The first half of the seminar was an explanation of the geography and history of the Arctic, including an overview of how the water cycles between the Pacific and the Atlantic ocean, and how this in turn affects the temperature, salinity etc. of the Arctic. Dr. Collins’ study was based on seawater samples collected all around it, including the Bering Sea, Northern Alaska, Svalbard, and many more. The second half was a presentation of the preliminary results from the sequencing of the samples. The goal is to create a map to locate the various microbial strains and their distribution within the Arctic waters.

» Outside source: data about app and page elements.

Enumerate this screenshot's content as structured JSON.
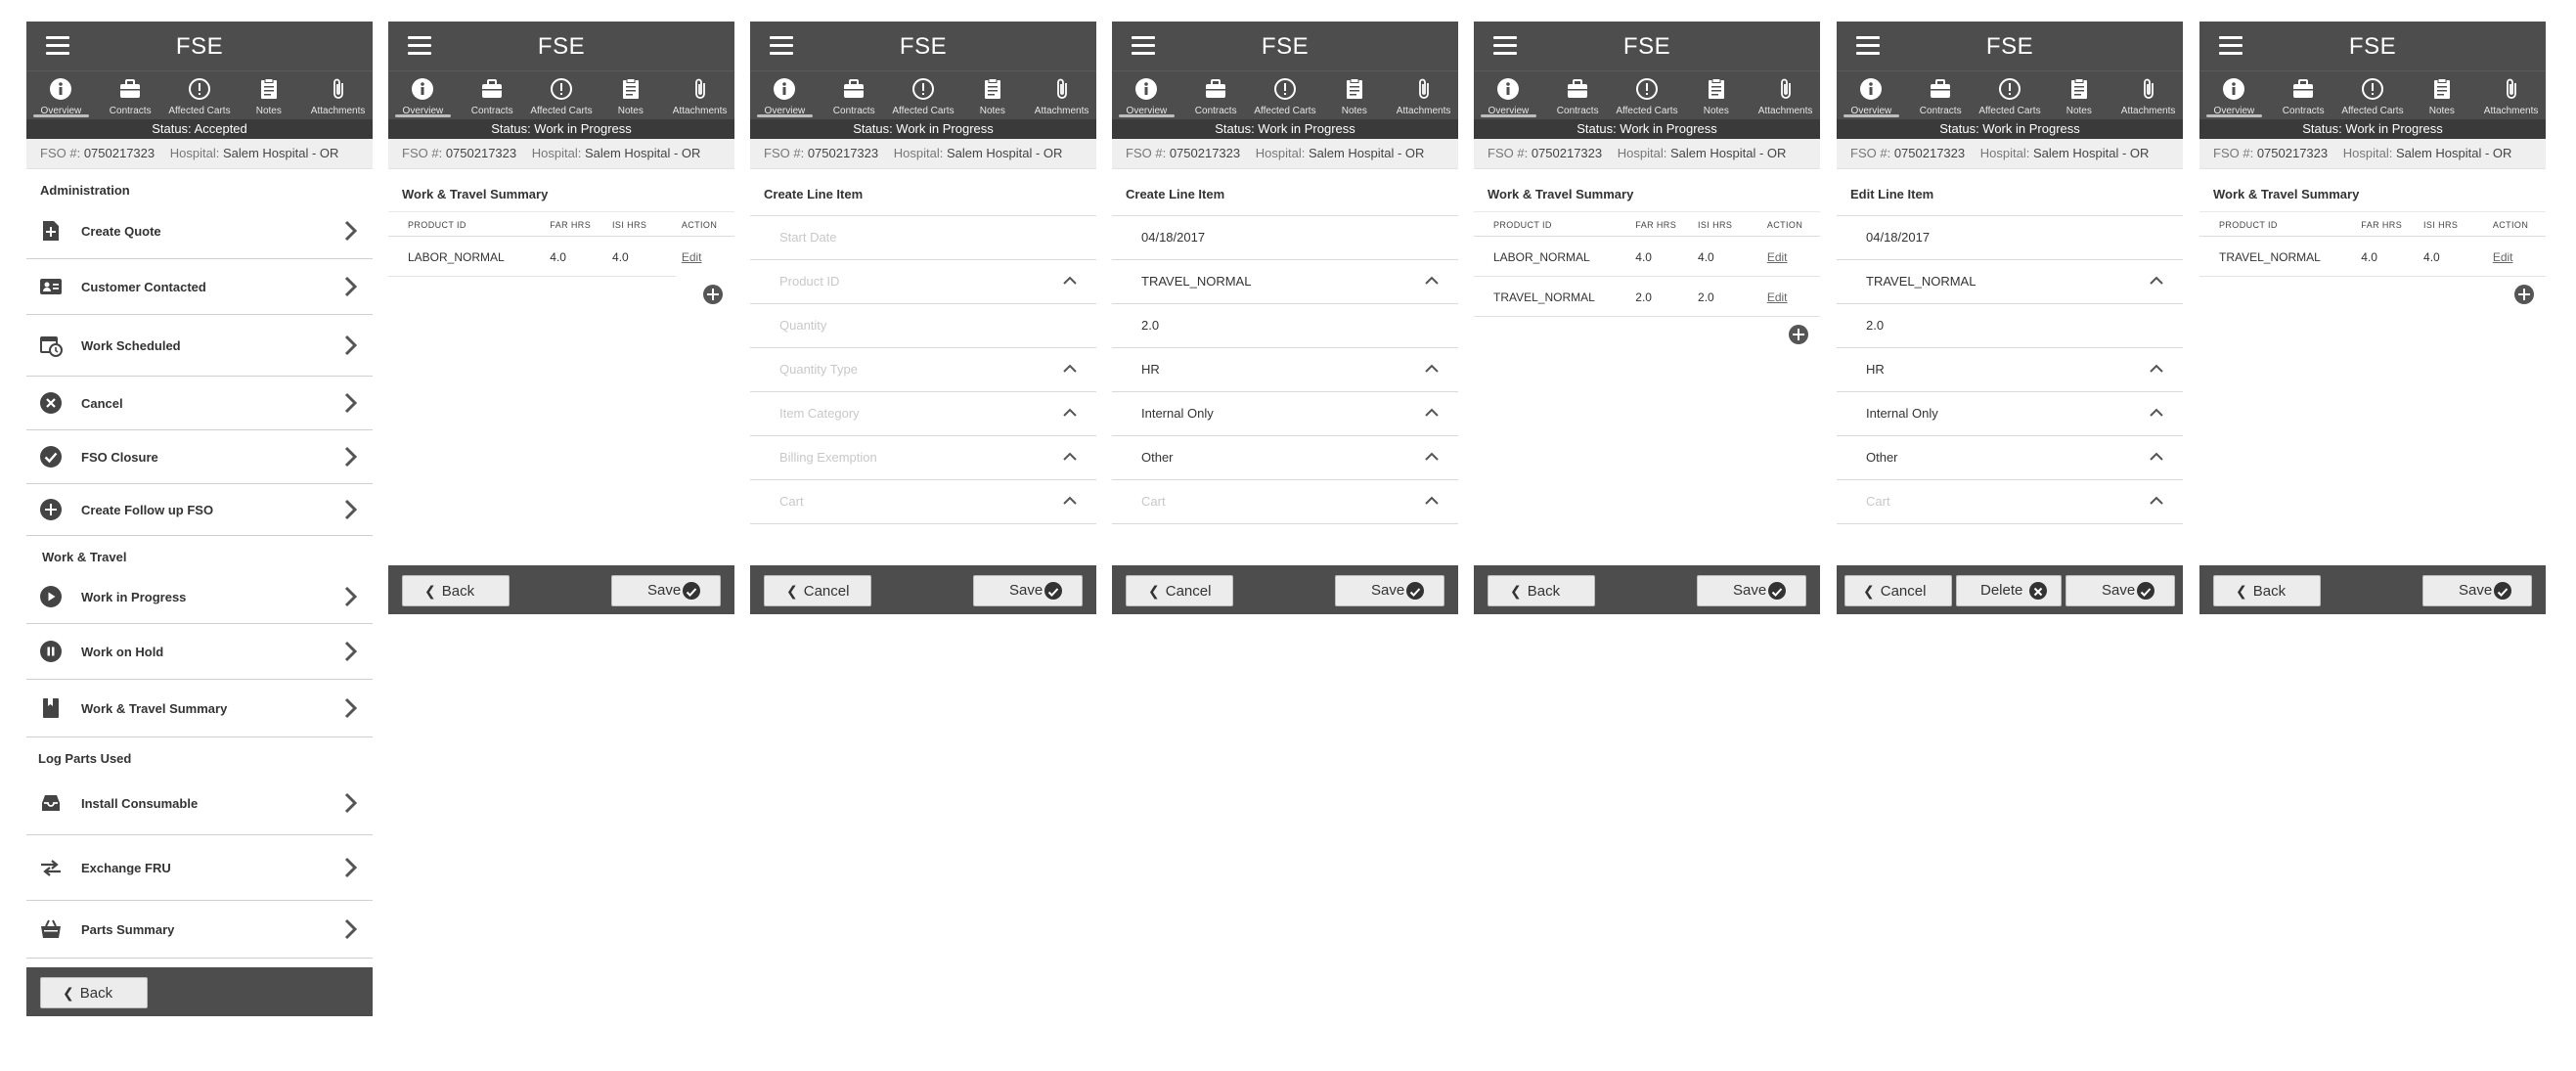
{
  "app": {
    "title": "FSE"
  },
  "tabs": [
    "Overview",
    "Contracts",
    "Affected Carts",
    "Notes",
    "Attachments"
  ],
  "status": {
    "accepted": "Status: Accepted",
    "in_progress": "Status: Work in Progress"
  },
  "fso": {
    "label": "FSO #:",
    "number": "0750217323",
    "hospital_label": "Hospital:",
    "hospital": "Salem Hospital - OR"
  },
  "panel1": {
    "admin_title": "Administration",
    "admin_items": [
      "Create Quote",
      "Customer Contacted",
      "Work Scheduled",
      "Cancel",
      "FSO Closure",
      "Create Follow up FSO"
    ],
    "wt_title": "Work & Travel",
    "wt_items": [
      "Work in Progress",
      "Work on Hold",
      "Work & Travel Summary"
    ],
    "parts_title": "Log Parts Used",
    "parts_items": [
      "Install Consumable",
      "Exchange FRU",
      "Parts Summary"
    ],
    "back": "Back"
  },
  "wt_summary": {
    "title": "Work & Travel Summary",
    "headers": [
      "PRODUCT ID",
      "FAR HRS",
      "ISI HRS",
      "ACTION"
    ],
    "edit": "Edit",
    "p2_rows": [
      [
        "LABOR_NORMAL",
        "4.0",
        "4.0"
      ]
    ],
    "p5_rows": [
      [
        "LABOR_NORMAL",
        "4.0",
        "4.0"
      ],
      [
        "TRAVEL_NORMAL",
        "2.0",
        "2.0"
      ]
    ],
    "p7_rows": [
      [
        "TRAVEL_NORMAL",
        "4.0",
        "4.0"
      ]
    ]
  },
  "create_form": {
    "title": "Create Line Item",
    "placeholders": [
      "Start Date",
      "Product ID",
      "Quantity",
      "Quantity Type",
      "Item Category",
      "Billing Exemption",
      "Cart"
    ],
    "values": [
      "04/18/2017",
      "TRAVEL_NORMAL",
      "2.0",
      "HR",
      "Internal Only",
      "Other"
    ]
  },
  "edit_form": {
    "title": "Edit Line Item"
  },
  "buttons": {
    "back": "Back",
    "save": "Save",
    "cancel": "Cancel",
    "delete": "Delete"
  }
}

I don’t have much of an interest in geography usually, but I thought this seminar was very interesting and actual, because it touched on the topic of climate change and how it’s affected the ice and the sea in the far North in the past forty years or so. The microbial communities are undoubtedly changing along with their habitat, and this period of transition is a very interesting one to study in my opinion. Some connections with our class are the fact that even in the Arctic, cold and inhospitable as it seems, hosts an incredible quantity of microorganisms, including protists, bacteria, diatoms, and many others. Also the fact that all the data collected through the analysis of seawater comes from genome sequencing, which we have done in lab. I would like to know which microorganism is most abundant overall in the Arctic, and how the diversity and distribution of microorganisms is changing with the climate, along with what microbiologists predict at the moment.